You are what you wear? Studies of fashion play a key role in understanding historical social and cultural structures, as demonstrated by Painted Cloth: Fashion and Ritual in Colonial Latin America, a current exhibition at the Blanton Museum of Art.
Courtier, boudoir aficionado, jailbird, and escape artist, Giacomo Casanova (1725–1798) was the perpetual motion libertine of Enlightenment Europe. He wrote what is probably history’s most salacious tell-all, Histoire de ma vie (Story of My Life), recounting all he did, and, to the delight of art lovers, some of what he saw.
On October 7, the Amon Carter Museum of American Art in Fort Worth, Texas, welcomes a traveling exhibition that the organizers deem to be the first of its kind: a major survey of hunting and fishing in American art from the early nineteenth century to the start of World War II.

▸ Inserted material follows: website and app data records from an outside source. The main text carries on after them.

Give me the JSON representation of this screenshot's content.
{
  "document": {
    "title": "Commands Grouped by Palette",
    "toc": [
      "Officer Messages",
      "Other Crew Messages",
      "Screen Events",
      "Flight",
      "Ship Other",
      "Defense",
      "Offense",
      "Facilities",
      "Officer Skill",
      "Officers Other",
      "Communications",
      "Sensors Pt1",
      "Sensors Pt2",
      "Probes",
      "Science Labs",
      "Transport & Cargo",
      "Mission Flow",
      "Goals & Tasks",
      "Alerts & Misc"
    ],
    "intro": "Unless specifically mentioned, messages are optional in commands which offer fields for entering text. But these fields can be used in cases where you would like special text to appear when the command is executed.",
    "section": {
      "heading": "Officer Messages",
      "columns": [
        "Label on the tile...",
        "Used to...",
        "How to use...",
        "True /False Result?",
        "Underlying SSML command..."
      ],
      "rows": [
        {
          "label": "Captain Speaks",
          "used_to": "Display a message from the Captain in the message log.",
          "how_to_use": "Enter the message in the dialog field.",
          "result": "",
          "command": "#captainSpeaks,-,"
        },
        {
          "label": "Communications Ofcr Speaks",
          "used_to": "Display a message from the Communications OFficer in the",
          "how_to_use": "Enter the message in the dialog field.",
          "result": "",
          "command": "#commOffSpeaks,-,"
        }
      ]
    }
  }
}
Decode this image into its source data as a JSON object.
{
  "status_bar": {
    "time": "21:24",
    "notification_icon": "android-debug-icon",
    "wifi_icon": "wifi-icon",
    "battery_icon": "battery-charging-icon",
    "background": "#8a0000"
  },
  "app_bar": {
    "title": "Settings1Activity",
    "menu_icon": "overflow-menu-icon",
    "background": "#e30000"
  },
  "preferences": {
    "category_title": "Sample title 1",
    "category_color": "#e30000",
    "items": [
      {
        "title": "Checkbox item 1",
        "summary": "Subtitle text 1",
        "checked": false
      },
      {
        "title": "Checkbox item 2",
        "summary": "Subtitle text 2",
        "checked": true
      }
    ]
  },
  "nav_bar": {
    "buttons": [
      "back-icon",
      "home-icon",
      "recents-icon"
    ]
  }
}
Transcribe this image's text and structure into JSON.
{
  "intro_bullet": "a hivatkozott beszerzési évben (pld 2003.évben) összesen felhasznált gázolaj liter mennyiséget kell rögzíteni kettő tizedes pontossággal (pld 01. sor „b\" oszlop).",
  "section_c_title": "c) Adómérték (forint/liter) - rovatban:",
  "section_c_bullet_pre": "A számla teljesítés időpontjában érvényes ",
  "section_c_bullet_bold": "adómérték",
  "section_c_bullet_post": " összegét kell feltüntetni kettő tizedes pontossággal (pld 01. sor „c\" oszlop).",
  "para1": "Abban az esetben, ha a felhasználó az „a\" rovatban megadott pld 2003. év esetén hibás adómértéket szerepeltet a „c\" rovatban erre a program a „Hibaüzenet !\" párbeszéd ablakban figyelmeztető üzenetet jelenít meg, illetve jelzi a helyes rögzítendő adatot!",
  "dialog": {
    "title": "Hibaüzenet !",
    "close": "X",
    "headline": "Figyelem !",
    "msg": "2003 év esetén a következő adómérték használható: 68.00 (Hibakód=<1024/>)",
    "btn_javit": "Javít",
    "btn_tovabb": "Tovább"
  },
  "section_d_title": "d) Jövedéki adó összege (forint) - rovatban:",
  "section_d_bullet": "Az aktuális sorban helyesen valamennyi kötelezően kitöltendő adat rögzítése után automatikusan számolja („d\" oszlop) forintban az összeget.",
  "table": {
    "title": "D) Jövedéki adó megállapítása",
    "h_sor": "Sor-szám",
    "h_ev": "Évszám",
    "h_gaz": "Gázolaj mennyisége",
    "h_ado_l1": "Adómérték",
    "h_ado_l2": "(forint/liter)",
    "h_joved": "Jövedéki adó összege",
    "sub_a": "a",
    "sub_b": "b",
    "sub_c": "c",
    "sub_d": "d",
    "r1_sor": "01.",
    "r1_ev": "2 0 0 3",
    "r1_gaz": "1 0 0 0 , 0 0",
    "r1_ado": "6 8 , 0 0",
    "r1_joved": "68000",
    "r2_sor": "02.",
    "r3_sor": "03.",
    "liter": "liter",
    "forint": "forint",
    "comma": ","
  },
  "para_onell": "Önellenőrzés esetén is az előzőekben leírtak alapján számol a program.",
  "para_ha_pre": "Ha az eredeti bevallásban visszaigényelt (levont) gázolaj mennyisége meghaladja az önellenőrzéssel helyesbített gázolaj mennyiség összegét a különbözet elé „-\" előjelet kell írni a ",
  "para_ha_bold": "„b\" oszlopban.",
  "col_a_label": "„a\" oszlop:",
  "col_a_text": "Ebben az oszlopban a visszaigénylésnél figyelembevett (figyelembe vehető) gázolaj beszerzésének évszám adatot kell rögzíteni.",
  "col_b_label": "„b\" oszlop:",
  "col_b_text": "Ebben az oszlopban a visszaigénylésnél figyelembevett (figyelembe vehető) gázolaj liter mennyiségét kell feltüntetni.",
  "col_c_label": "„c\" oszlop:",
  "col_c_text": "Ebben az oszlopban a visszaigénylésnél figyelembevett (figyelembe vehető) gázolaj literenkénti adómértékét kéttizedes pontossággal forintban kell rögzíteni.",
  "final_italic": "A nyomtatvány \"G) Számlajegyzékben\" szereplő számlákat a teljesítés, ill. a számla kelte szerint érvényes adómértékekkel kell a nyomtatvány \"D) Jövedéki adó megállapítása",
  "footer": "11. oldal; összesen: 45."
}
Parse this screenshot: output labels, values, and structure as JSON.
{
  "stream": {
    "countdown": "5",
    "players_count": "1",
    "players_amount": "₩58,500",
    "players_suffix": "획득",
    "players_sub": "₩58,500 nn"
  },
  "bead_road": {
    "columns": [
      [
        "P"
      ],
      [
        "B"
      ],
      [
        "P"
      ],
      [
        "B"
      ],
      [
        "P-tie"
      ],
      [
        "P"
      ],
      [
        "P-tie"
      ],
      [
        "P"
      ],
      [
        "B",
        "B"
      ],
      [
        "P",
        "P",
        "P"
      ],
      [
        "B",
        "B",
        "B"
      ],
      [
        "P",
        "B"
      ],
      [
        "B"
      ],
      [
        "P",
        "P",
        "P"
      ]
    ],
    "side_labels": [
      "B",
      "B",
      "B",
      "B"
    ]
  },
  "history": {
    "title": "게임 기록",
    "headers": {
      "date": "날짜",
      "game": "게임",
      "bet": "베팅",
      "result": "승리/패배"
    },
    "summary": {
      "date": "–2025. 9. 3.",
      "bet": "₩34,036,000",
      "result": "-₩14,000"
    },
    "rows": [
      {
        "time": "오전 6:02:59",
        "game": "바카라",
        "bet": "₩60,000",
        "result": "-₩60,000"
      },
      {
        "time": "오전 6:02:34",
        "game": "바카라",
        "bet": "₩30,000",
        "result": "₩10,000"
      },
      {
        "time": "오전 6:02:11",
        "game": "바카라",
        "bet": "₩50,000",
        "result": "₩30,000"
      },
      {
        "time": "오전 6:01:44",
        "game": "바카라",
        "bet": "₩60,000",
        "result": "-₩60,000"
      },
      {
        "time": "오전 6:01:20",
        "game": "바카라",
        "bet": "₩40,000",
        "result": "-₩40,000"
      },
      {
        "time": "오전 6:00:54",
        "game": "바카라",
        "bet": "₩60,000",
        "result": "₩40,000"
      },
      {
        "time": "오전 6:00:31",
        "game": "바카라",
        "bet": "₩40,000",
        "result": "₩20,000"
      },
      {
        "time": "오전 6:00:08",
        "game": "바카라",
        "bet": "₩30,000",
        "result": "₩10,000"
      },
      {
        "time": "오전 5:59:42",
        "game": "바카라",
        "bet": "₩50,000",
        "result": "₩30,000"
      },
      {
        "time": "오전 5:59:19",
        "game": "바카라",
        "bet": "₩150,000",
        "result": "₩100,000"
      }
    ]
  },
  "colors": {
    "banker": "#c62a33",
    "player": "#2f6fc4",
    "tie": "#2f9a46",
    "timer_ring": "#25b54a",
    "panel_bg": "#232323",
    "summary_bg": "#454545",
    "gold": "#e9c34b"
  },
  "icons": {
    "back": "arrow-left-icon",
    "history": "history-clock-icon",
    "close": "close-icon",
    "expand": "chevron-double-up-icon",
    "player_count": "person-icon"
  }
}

Built by a Hungarian, named for an eighteenth-century house he owned in London, lent after his death to a museum in Berlin, and now residing at the Dallas Museum of Art—the Keir Collection of Islamic Art is the epitome of global cultural exchange even before you consider its contents.